So, if you have a first baseman with an OPS of 1.000, his value is equal to that of a catcher with a .944 OPS.
Hmmm, that does not seem right. Remember that this is just the replacement level adjustment. There is another adjustment for position scarcity and it is the talent distribution adjustment. I will get into that adjustment in another article.
Deciding what replacement level exactly is and determining how to calculate it are always sticky subjects, so now I am going to point out of the possible flaws of my system.
Using OPS will bother a lot of people. I doubt using using wOBA or another stat of the sort would change the results around a lot, and I could have used wOBA only if I used Marcel instead of the THT projections. Nothing against Marcel—it always holds its own—but I cringe at the projections when it comes to younger players. In the future I might go through the same methodology using Marcel’s projected wOBA and then we can compare results.
One of the hardest things tro decide was how many players from each position are drafted. The minimum was 12, but then I had to account for batters in the UTIL spot and on the bench. Admittedly there was no real scientific approach to designation of which players are replacement level, but I did get my numbers through some logical reasoning.
To be specific, I started by saying 108 batters must be drafted. That is, nine starting batting spots multiplied by 12 teams to get 108 starting batters.
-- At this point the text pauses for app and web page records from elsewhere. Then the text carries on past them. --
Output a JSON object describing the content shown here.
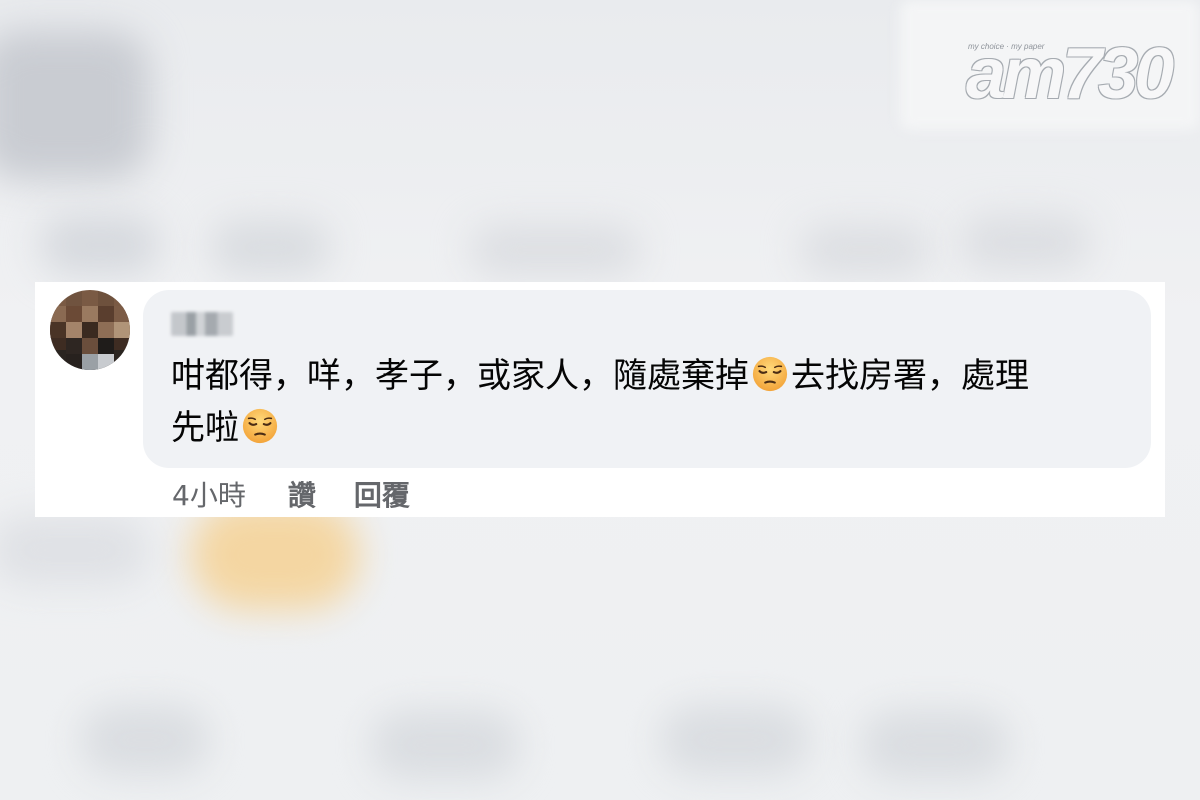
{
  "watermark": {
    "tagline": "my choice · my paper",
    "brand": "am730"
  },
  "comment": {
    "author": "███",
    "text_part1": "咁都得，咩，孝子，或家人，隨處棄掉",
    "emoji": "pensive-face",
    "text_part2": "去找房署，處理",
    "text_part3": "先啦",
    "timestamp": "4小時",
    "like_label": "讚",
    "reply_label": "回覆"
  },
  "colors": {
    "bubble": "#f0f2f5",
    "text": "#050505",
    "meta": "#65676b"
  }
}
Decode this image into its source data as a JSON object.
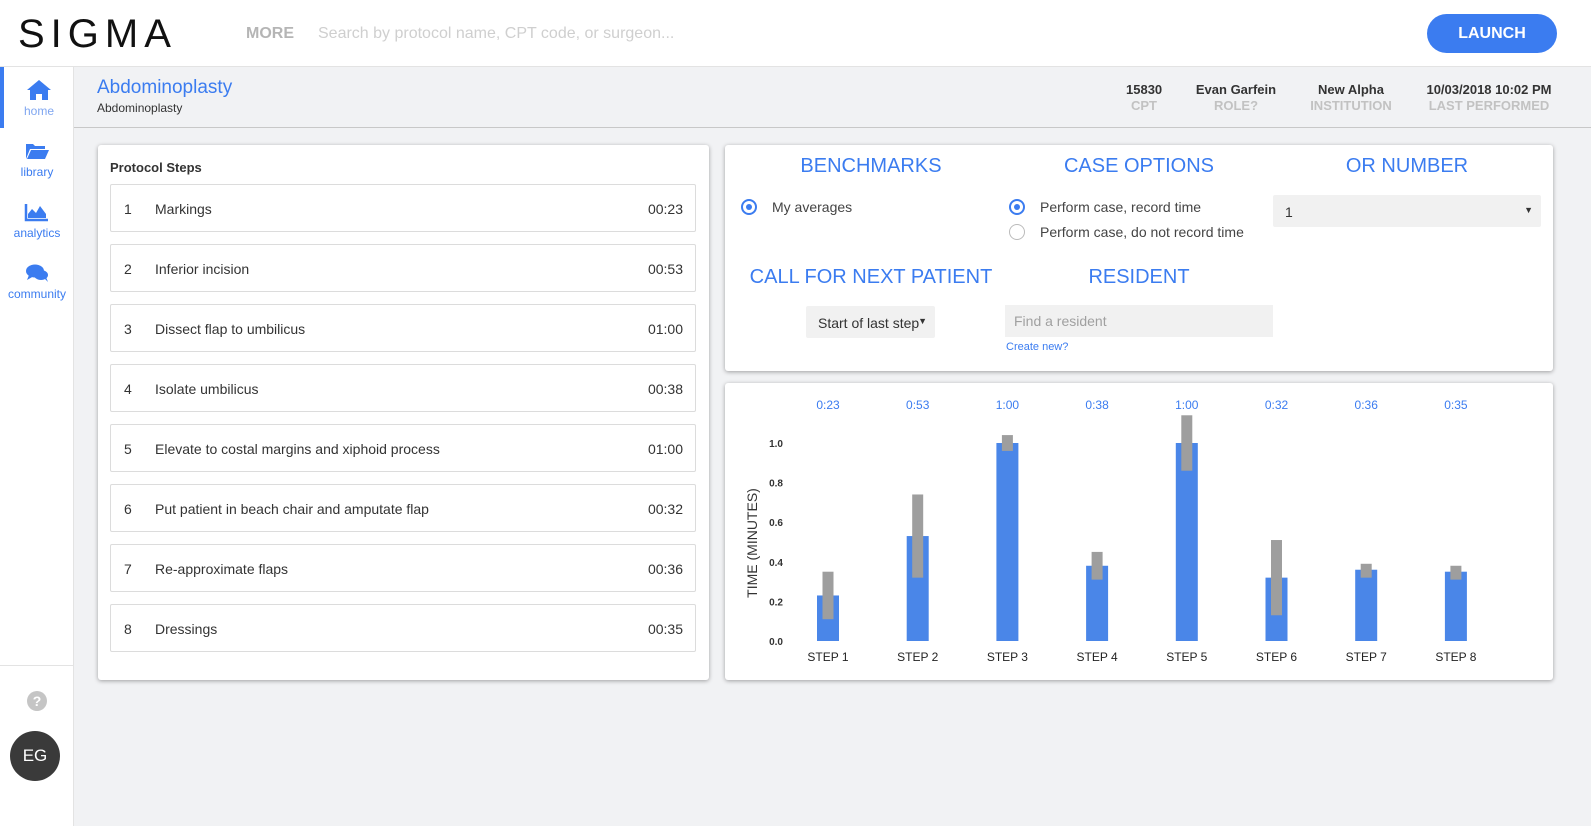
{
  "app": {
    "logo": "SIGMA",
    "more_label": "MORE",
    "search_placeholder": "Search by protocol name, CPT code, or surgeon...",
    "launch_label": "LAUNCH",
    "accent_color": "#3b7cf0"
  },
  "sidebar": {
    "items": [
      {
        "label": "home",
        "icon": "home-icon",
        "active": true
      },
      {
        "label": "library",
        "icon": "folder-open-icon",
        "active": false
      },
      {
        "label": "analytics",
        "icon": "area-chart-icon",
        "active": false
      },
      {
        "label": "community",
        "icon": "comments-icon",
        "active": false
      }
    ],
    "help_label": "?",
    "avatar_initials": "EG"
  },
  "header": {
    "title": "Abdominoplasty",
    "subtitle": "Abdominoplasty",
    "meta": [
      {
        "value": "15830",
        "key": "CPT"
      },
      {
        "value": "Evan Garfein",
        "key": "ROLE?"
      },
      {
        "value": "New Alpha",
        "key": "INSTITUTION"
      },
      {
        "value": "10/03/2018 10:02 PM",
        "key": "LAST PERFORMED"
      }
    ]
  },
  "protocol": {
    "title": "Protocol Steps",
    "steps": [
      {
        "num": "1",
        "name": "Markings",
        "time": "00:23"
      },
      {
        "num": "2",
        "name": "Inferior incision",
        "time": "00:53"
      },
      {
        "num": "3",
        "name": "Dissect flap to umbilicus",
        "time": "01:00"
      },
      {
        "num": "4",
        "name": "Isolate umbilicus",
        "time": "00:38"
      },
      {
        "num": "5",
        "name": "Elevate to costal margins and xiphoid process",
        "time": "01:00"
      },
      {
        "num": "6",
        "name": "Put patient in beach chair and amputate flap",
        "time": "00:32"
      },
      {
        "num": "7",
        "name": "Re-approximate flaps",
        "time": "00:36"
      },
      {
        "num": "8",
        "name": "Dressings",
        "time": "00:35"
      }
    ]
  },
  "options": {
    "benchmarks": {
      "heading": "BENCHMARKS",
      "choices": [
        {
          "label": "My averages",
          "selected": true
        }
      ]
    },
    "case_options": {
      "heading": "CASE OPTIONS",
      "choices": [
        {
          "label": "Perform case, record time",
          "selected": true
        },
        {
          "label": "Perform case, do not record time",
          "selected": false
        }
      ]
    },
    "or_number": {
      "heading": "OR NUMBER",
      "value": "1"
    },
    "call_next": {
      "heading": "CALL FOR NEXT PATIENT",
      "value": "Start of last step"
    },
    "resident": {
      "heading": "RESIDENT",
      "placeholder": "Find a resident",
      "create_label": "Create new?"
    }
  },
  "chart_data": {
    "type": "bar",
    "ylabel": "TIME (MINUTES)",
    "ylim": [
      0,
      1.0
    ],
    "yticks": [
      "0.0",
      "0.2",
      "0.4",
      "0.6",
      "0.8",
      "1.0"
    ],
    "categories": [
      "STEP 1",
      "STEP 2",
      "STEP 3",
      "STEP 4",
      "STEP 5",
      "STEP 6",
      "STEP 7",
      "STEP 8"
    ],
    "value_labels": [
      "0:23",
      "0:53",
      "1:00",
      "0:38",
      "1:00",
      "0:32",
      "0:36",
      "0:35"
    ],
    "values": [
      0.23,
      0.53,
      1.0,
      0.38,
      1.0,
      0.32,
      0.36,
      0.35
    ],
    "ranges": [
      [
        0.11,
        0.35
      ],
      [
        0.32,
        0.74
      ],
      [
        0.96,
        1.04
      ],
      [
        0.31,
        0.45
      ],
      [
        0.86,
        1.14
      ],
      [
        0.13,
        0.51
      ],
      [
        0.32,
        0.39
      ],
      [
        0.31,
        0.38
      ]
    ],
    "bar_color": "#4a86e8",
    "range_color": "#9e9e9e",
    "grid": false
  }
}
Then, I decided that on average eight teams will have three bench players, with the remaining four teams holding four batters on their bench. That is 108 + (8 X 3) + (4 X 4) which equals 148. So, in the average league 148 batters are drafted. If you sum up the totals of replacement level rank for each position minus one (because the last player drafted is the player right before the first replacement level player) you get 17 + 23 + 18 + 20 + 18 + 49 which equals 145. If you account for three DHs being drafted, you get the previously deduced 148.
In calculating the replacement level production, I did not want to just take the OPS of the 18th catcher so I used a three-player average. Again, no real scientific reason behind the decision to do that, but I feel it worked out well.
Obviously my methodology is not the tightest, so I am open to suggestions to improve the way I went about this. You can leave those in the comments.